The Perfect Partner

We expect our partner to be perfect in every way. As we spend our life with our partner, we seem to mistakenly believe that the other person will have everything i...

Essential Things To Look For In a Partner

Instead of making relationships complicated and overambitious, we can just take care of these three essential but overlooked aspects:

  1. Kindness: A person who is humane and kind, gentle and not too serious.
  2. Shared Vulnerability: A person who is a good, empathetic listener, and makes us open comfortably about our anxieties, problems and worries.
  3. Understanding: Someone who has a deep understanding of our traits, quirks, features, obsessions, and the way we see the world.
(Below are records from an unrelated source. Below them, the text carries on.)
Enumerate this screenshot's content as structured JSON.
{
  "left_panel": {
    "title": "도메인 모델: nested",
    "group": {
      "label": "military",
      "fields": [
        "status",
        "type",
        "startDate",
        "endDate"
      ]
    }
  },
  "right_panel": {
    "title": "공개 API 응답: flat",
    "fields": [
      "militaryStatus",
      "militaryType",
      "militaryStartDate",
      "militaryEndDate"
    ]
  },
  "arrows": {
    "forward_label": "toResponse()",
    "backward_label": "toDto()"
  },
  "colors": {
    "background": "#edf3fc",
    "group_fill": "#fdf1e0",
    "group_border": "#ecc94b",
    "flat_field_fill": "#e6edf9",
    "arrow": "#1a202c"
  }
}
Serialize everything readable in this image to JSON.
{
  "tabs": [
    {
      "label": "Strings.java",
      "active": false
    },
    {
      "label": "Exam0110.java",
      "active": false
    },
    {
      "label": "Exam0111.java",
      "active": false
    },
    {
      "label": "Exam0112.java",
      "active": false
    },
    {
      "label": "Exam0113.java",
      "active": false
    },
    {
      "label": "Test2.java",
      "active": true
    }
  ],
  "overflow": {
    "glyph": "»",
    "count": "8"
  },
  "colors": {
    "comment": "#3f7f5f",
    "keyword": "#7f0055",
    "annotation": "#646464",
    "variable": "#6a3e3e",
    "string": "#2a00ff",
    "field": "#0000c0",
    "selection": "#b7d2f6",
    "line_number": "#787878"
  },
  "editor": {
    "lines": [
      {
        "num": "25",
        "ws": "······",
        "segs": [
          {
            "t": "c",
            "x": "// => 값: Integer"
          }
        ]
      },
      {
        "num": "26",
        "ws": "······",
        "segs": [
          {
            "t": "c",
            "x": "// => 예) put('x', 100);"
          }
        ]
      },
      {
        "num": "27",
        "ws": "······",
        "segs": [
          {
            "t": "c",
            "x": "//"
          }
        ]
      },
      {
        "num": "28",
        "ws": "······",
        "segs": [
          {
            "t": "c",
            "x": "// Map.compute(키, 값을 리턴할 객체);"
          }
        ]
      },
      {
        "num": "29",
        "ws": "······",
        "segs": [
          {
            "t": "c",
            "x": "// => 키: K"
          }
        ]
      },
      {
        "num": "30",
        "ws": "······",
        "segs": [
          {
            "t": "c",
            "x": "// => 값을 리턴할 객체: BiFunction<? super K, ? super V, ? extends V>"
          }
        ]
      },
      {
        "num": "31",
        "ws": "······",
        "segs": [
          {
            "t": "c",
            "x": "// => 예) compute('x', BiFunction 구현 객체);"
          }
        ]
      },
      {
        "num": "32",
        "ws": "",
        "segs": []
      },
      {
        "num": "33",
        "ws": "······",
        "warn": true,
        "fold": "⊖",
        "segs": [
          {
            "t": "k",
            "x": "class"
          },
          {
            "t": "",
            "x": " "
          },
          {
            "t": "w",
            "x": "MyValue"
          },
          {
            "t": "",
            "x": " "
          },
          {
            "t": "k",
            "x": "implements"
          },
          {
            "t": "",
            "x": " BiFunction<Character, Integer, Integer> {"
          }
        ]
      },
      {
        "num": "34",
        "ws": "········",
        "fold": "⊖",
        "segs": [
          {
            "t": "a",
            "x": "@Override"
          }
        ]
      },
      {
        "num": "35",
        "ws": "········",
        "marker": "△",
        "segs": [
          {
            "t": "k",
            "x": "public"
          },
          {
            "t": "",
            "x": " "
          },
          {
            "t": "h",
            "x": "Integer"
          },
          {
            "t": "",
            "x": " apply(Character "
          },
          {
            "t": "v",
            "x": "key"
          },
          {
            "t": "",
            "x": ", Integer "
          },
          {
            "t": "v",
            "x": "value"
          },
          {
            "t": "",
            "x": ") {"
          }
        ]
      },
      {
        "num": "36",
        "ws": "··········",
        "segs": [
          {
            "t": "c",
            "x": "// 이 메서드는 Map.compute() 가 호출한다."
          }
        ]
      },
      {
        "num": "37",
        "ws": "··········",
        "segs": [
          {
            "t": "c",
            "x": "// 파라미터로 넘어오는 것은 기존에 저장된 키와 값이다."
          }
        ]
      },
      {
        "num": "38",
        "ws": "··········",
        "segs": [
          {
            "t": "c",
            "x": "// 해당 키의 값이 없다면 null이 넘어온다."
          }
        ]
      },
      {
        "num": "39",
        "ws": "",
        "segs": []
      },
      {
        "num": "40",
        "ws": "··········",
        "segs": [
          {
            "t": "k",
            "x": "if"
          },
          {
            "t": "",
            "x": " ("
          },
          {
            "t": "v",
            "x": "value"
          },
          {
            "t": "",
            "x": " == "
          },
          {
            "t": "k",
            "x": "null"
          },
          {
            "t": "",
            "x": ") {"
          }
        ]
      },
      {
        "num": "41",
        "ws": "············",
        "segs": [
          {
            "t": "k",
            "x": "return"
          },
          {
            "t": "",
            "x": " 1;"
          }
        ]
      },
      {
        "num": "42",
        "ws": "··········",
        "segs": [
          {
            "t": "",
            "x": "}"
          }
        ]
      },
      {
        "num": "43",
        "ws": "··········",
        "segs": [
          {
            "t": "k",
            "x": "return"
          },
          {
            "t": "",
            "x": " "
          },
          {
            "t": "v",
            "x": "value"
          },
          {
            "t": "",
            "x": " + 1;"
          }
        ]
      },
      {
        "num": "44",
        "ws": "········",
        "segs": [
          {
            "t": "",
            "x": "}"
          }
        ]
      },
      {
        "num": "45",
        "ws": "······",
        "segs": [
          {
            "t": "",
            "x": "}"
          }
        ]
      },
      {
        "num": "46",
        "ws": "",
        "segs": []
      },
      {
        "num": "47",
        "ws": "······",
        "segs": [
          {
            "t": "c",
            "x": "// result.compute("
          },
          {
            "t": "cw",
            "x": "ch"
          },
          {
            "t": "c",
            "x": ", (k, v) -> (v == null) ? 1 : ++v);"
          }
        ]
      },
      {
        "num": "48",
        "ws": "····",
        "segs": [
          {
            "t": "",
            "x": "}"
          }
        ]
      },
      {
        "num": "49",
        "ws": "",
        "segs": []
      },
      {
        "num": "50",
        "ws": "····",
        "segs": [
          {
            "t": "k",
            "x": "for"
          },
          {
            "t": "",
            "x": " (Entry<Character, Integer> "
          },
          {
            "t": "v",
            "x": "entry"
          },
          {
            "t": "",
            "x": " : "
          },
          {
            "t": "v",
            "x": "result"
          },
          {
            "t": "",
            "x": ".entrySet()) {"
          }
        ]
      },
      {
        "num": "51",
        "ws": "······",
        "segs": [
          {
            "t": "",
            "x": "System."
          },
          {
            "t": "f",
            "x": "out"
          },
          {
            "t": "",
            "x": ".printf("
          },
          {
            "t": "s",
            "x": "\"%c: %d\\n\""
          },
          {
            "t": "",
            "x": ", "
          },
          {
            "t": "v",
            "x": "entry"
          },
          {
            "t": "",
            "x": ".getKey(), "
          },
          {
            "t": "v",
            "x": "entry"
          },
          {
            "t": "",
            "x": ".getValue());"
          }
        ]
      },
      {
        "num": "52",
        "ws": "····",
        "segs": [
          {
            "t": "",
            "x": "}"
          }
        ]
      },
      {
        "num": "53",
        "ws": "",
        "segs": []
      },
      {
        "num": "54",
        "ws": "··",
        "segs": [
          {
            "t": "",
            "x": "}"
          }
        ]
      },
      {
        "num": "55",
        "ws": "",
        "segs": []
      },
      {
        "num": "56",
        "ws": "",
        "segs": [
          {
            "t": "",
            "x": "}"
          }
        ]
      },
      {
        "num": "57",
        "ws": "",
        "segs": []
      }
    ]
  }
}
Someone who is interesting enough for us to want to understand.

A Simpler Life

Paradoxically, by limiting our expectations about our relationship, we can concentrate on the three critical ingredients of kindness, understanding and vulnerability, and have a simple yet loving connection.

By simplifying and clarifying, we can release ourselves from our complicated conflicts and pursue a deep and profound bond.